#### TASK DESCRIPTION
In the entries below, how many lines include "覆盖动作中的"? Reply with the number and nothing more.

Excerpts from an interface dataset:
-- Opening Marker --
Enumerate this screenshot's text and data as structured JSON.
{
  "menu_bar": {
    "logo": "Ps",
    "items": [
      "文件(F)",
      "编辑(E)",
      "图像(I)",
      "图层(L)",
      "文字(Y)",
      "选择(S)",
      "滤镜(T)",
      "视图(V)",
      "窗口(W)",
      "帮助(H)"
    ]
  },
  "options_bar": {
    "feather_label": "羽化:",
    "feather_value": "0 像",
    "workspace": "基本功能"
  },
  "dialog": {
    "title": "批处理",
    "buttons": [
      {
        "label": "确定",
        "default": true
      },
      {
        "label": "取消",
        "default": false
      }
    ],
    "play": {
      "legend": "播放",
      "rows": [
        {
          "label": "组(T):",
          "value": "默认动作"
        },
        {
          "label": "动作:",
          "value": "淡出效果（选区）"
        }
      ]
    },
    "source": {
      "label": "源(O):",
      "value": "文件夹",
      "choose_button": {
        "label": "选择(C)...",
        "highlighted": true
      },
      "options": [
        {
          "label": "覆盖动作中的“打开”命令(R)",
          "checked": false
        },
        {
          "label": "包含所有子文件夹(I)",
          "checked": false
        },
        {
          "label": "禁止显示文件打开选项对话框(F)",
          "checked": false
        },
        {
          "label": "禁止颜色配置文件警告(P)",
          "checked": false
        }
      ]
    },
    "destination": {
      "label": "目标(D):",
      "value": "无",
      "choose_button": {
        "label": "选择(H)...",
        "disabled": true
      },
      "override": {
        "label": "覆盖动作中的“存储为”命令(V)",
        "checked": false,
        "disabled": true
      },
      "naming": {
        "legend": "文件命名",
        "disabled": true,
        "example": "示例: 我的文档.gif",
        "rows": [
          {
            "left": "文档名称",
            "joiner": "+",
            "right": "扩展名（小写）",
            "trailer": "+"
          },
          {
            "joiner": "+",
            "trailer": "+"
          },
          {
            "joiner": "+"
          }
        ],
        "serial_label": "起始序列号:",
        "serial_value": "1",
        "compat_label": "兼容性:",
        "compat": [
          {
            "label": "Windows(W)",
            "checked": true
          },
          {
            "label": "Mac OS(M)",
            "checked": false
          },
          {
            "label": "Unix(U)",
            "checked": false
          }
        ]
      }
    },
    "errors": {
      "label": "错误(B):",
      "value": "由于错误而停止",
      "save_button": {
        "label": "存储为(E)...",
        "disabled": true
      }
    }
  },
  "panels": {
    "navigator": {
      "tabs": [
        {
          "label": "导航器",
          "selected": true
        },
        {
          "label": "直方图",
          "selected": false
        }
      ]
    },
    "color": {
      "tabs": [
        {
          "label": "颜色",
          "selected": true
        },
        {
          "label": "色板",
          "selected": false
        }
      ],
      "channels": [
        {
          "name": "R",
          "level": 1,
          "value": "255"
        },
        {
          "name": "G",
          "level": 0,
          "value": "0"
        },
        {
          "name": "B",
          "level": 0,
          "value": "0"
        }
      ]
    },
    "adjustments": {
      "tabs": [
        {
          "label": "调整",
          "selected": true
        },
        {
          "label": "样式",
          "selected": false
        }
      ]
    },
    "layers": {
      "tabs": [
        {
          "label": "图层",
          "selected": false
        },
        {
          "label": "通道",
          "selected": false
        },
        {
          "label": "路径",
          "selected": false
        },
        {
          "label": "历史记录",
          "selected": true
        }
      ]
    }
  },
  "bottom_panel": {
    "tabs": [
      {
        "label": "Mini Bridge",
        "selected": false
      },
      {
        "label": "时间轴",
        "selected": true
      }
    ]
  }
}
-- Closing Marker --
#### RESPONSE TO THIS TASK
2